[YOUR ASSIGNMENT] Extract each line of the records below that contains the word "number".

[DATA EXCERPTS]

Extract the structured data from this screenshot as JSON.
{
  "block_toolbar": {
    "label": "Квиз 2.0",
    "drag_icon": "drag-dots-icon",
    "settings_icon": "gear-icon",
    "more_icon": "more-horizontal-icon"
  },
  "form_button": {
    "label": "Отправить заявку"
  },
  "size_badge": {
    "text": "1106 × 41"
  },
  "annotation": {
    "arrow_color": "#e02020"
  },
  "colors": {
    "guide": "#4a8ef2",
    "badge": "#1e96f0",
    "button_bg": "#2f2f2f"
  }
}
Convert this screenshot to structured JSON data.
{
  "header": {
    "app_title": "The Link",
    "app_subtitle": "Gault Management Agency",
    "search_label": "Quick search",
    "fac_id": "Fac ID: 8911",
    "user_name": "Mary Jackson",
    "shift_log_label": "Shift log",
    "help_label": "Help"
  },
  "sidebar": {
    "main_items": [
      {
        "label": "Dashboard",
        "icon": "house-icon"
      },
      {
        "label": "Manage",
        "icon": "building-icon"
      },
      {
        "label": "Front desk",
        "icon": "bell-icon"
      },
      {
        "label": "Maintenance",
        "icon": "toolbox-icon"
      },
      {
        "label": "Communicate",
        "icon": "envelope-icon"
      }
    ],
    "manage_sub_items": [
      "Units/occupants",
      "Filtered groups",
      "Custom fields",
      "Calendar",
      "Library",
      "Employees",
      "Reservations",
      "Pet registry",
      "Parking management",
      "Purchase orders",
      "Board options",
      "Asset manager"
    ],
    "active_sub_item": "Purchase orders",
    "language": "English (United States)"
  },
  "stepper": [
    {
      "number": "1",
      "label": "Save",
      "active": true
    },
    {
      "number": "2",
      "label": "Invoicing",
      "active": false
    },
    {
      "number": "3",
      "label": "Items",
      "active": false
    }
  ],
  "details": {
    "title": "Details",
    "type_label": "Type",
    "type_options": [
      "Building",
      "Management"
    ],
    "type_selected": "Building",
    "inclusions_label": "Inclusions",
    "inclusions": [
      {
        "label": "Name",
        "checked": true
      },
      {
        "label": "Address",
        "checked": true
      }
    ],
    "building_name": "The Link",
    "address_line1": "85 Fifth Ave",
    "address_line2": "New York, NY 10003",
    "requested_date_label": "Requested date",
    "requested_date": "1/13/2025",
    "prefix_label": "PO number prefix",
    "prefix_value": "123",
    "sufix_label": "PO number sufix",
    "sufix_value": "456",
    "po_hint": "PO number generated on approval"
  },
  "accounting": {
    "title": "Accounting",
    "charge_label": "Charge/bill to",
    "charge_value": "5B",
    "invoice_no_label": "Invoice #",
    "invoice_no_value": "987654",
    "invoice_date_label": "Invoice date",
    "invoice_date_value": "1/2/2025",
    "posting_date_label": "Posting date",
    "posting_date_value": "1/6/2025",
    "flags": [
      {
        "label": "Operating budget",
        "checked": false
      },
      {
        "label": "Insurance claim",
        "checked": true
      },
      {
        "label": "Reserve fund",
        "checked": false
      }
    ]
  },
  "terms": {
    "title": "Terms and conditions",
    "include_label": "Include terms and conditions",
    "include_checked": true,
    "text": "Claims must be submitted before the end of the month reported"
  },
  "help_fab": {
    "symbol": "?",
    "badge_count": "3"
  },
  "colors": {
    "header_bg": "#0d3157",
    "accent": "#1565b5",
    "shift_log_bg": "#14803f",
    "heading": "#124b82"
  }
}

[YOUR RESPONSE]
      "number": "1",
      "number": "2",
      "number": "3",
    "prefix_label": "PO number prefix",
    "sufix_label": "PO number sufix",
    "po_hint": "PO number generated on approval"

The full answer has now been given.